ACTIVITY >> Type out the full set of entries again, unchanged.

SOURCE INFORMATION >>
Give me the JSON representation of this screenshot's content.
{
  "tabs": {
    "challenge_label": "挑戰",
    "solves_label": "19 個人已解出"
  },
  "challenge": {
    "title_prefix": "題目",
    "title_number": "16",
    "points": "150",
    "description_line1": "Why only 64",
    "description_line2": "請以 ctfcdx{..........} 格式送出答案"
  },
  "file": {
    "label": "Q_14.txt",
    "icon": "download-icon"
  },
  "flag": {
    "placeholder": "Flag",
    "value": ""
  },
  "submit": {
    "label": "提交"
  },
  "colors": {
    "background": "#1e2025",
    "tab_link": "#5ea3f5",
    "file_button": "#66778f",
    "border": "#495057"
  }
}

EXERCISE RESPONSE >>
Give me the JSON representation of this screenshot's content.
{
  "tabs": {
    "challenge_label": "挑戰",
    "solves_label": "19 個人已解出"
  },
  "challenge": {
    "title_prefix": "題目",
    "title_number": "16",
    "points": "150",
    "description_line1": "Why only 64",
    "description_line2": "請以 ctfcdx{..........} 格式送出答案"
  },
  "file": {
    "label": "Q_14.txt",
    "icon": "download-icon"
  },
  "flag": {
    "placeholder": "Flag",
    "value": ""
  },
  "submit": {
    "label": "提交"
  },
  "colors": {
    "background": "#1e2025",
    "tab_link": "#5ea3f5",
    "file_button": "#66778f",
    "border": "#495057"
  }
}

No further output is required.